> **Exercise requirements**
Spot each line in the data below containing "value" and copy it.

> **Data provided**
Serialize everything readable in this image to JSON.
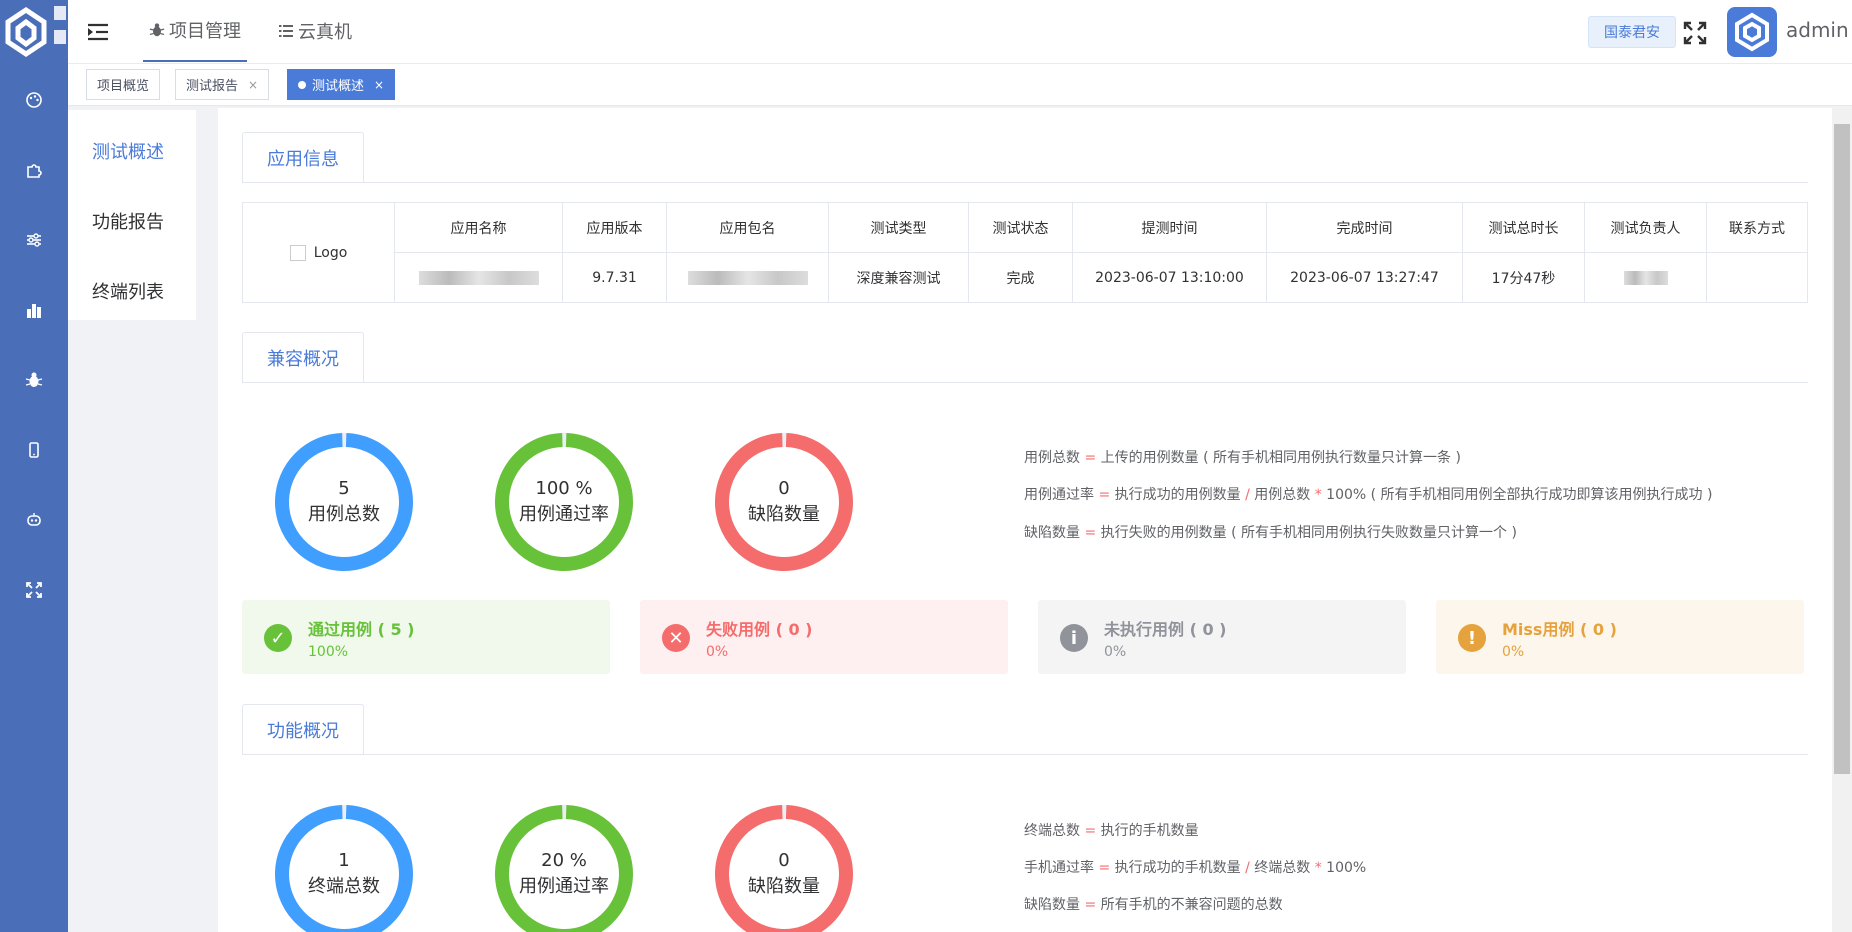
{
  "topnav": {
    "items": [
      {
        "label": "项目管理",
        "icon": "bug-icon"
      },
      {
        "label": "云真机",
        "icon": "list-icon"
      }
    ],
    "company": "国泰君安",
    "user": "admin"
  },
  "sidebar_icons": [
    "palette-icon",
    "puzzle-icon",
    "sliders-icon",
    "bar-chart-icon",
    "bug-icon",
    "phone-icon",
    "robot-icon",
    "expand-icon"
  ],
  "tabs": [
    {
      "label": "项目概览",
      "closable": false,
      "active": false
    },
    {
      "label": "测试报告",
      "closable": true,
      "active": false
    },
    {
      "label": "测试概述",
      "closable": true,
      "active": true
    }
  ],
  "submenu": {
    "items": [
      "测试概述",
      "功能报告",
      "终端列表"
    ],
    "active": "测试概述"
  },
  "app_info": {
    "section_title": "应用信息",
    "logo_alt": "Logo",
    "headers": [
      "应用名称",
      "应用版本",
      "应用包名",
      "测试类型",
      "测试状态",
      "提测时间",
      "完成时间",
      "测试总时长",
      "测试负责人",
      "联系方式"
    ],
    "row": {
      "version": "9.7.31",
      "test_type": "深度兼容测试",
      "status": "完成",
      "submit_time": "2023-06-07 13:10:00",
      "finish_time": "2023-06-07 13:27:47",
      "duration": "17分47秒"
    }
  },
  "compat": {
    "section_title": "兼容概况",
    "rings": [
      {
        "value": "5",
        "label": "用例总数",
        "color": "#409eff",
        "fill": 1.0
      },
      {
        "value": "100 %",
        "label": "用例通过率",
        "color": "#67c23a",
        "fill": 1.0
      },
      {
        "value": "0",
        "label": "缺陷数量",
        "color": "#f56c6c",
        "fill": 1.0
      }
    ],
    "formulas": [
      {
        "term": "用例总数",
        "op1": "=",
        "rhs": "上传的用例数量 ( 所有手机相同用例执行数量只计算一条 )"
      },
      {
        "term": "用例通过率",
        "op1": "=",
        "rhs": "执行成功的用例数量",
        "op2": "/",
        "rhs2": "用例总数",
        "op3": "*",
        "rhs3": "100% ( 所有手机相同用例全部执行成功即算该用例执行成功 )"
      },
      {
        "term": "缺陷数量",
        "op1": "=",
        "rhs": "执行失败的用例数量 ( 所有手机相同用例执行失败数量只计算一个 )"
      }
    ],
    "stats": [
      {
        "title": "通过用例 ( 5 )",
        "pct": "100%",
        "bg": "#f0f9eb",
        "color": "#67c23a",
        "icon": "check-icon",
        "glyph": "✓"
      },
      {
        "title": "失败用例 ( 0 )",
        "pct": "0%",
        "bg": "#fef0f0",
        "color": "#f56c6c",
        "icon": "x-icon",
        "glyph": "✕"
      },
      {
        "title": "未执行用例 ( 0 )",
        "pct": "0%",
        "bg": "#f4f4f5",
        "color": "#909399",
        "icon": "info-icon",
        "glyph": "i"
      },
      {
        "title": "Miss用例 ( 0 )",
        "pct": "0%",
        "bg": "#fdf6ec",
        "color": "#e6a23c",
        "icon": "warning-icon",
        "glyph": "!"
      }
    ]
  },
  "func": {
    "section_title": "功能概况",
    "rings": [
      {
        "value": "1",
        "label": "终端总数",
        "color": "#409eff",
        "fill": 1.0
      },
      {
        "value": "20 %",
        "label": "用例通过率",
        "color": "#67c23a",
        "fill": 1.0
      },
      {
        "value": "0",
        "label": "缺陷数量",
        "color": "#f56c6c",
        "fill": 1.0
      }
    ],
    "formulas": [
      {
        "term": "终端总数",
        "op1": "=",
        "rhs": "执行的手机数量"
      },
      {
        "term": "手机通过率",
        "op1": "=",
        "rhs": "执行成功的手机数量",
        "op2": "/",
        "rhs2": "终端总数",
        "op3": "*",
        "rhs3": "100%"
      },
      {
        "term": "缺陷数量",
        "op1": "=",
        "rhs": "所有手机的不兼容问题的总数"
      }
    ]
  }
}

> **Solution below**
        "value": "5",
        "value": "100 %",
        "value": "0",
        "value": "1",
        "value": "20 %",
        "value": "0",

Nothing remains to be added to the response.